Pio Baroja Nursery / Rstudio

Courtesy of Rstudio

Architect: Rstudio/ Jose Martí
Location: Valencia,
Developer: Valencia City Hall, Educational Department
Builder: Construcción S.L.
Collaborator: Dolors Aparici
Year: 2010
Photographs: Courtesy of Rstudio

 

Courtesy of Rstudio

LEARNING BY PLAYING

The project consists of a one story building at street level.

The site is influenced by two conditions that have been key aspects in the development of the project. In the first place the closeness to a highspeed traffic way, in Pio Baroja Avenue, and in the second place the remarkable height of the surrounding buildings. This took us to create a building focused on its inner court.

Courtesy of Rstudio

The floor plan of the building is split into three different volumes

Main issues developed in the project:

Courtesy of Rstudio

Double circulation: interior/exterior, taking advantage of the local climatology, going around the school playing

Good orientation aswell as cross ventilation in all rooms, which implies important energy savings.

Flexibility in the rooms in terms of mobile walls joining in packs of three units.

Constructive simplicity

View this project in Google Maps

* Location to be used only as a reference. It could indicate city/country but not exact address.
Cite: "Pio Baroja Nursery / Rstudio" 26 Nov 2011. ArchDaily. Accessed 23 Oct 2014. <http://www.archdaily.com/?p=185899>
  • John H

    There are no children in these photos, so it’s very hard to get any idea of what kind of building or how successful this is.

  • Mikko H

    @John H

    This is a common problem with photographing schools and kindergartens. Nowadays the rules about publishing pictures of children are very strict, and getting a release from the parent of every kid that ended up in the pictures is usually simply too much trouble for the photographer.

    The building itself: looks a bit too much like a blast of brutalism from the past. I guess grey concrete works better in the bright light of Spain.
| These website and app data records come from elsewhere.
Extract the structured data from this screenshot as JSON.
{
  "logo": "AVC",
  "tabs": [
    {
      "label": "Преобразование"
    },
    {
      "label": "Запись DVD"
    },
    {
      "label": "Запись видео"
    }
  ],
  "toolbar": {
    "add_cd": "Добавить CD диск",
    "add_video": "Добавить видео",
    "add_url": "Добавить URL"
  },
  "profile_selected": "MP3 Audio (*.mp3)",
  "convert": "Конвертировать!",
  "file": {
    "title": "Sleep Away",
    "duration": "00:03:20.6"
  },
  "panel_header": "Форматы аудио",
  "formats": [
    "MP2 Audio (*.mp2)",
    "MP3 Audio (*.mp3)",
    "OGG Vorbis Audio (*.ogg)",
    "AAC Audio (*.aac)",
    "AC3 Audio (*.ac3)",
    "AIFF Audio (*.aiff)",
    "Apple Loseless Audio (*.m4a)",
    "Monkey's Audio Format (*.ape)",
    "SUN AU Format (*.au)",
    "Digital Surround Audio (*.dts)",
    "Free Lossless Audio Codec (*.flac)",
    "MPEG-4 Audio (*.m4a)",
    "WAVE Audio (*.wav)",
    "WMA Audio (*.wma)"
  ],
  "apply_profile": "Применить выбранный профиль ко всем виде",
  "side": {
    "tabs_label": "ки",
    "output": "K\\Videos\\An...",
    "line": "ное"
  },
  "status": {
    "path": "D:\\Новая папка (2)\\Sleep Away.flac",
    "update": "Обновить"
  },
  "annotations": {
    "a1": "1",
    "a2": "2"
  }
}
I’m writing this in Finland, and there’s a 1960s brutalist, grey concrete kindergarten being demolished in the next block from my apartment. I don’t have kids, but I’m still glad that the thing will be gone soon.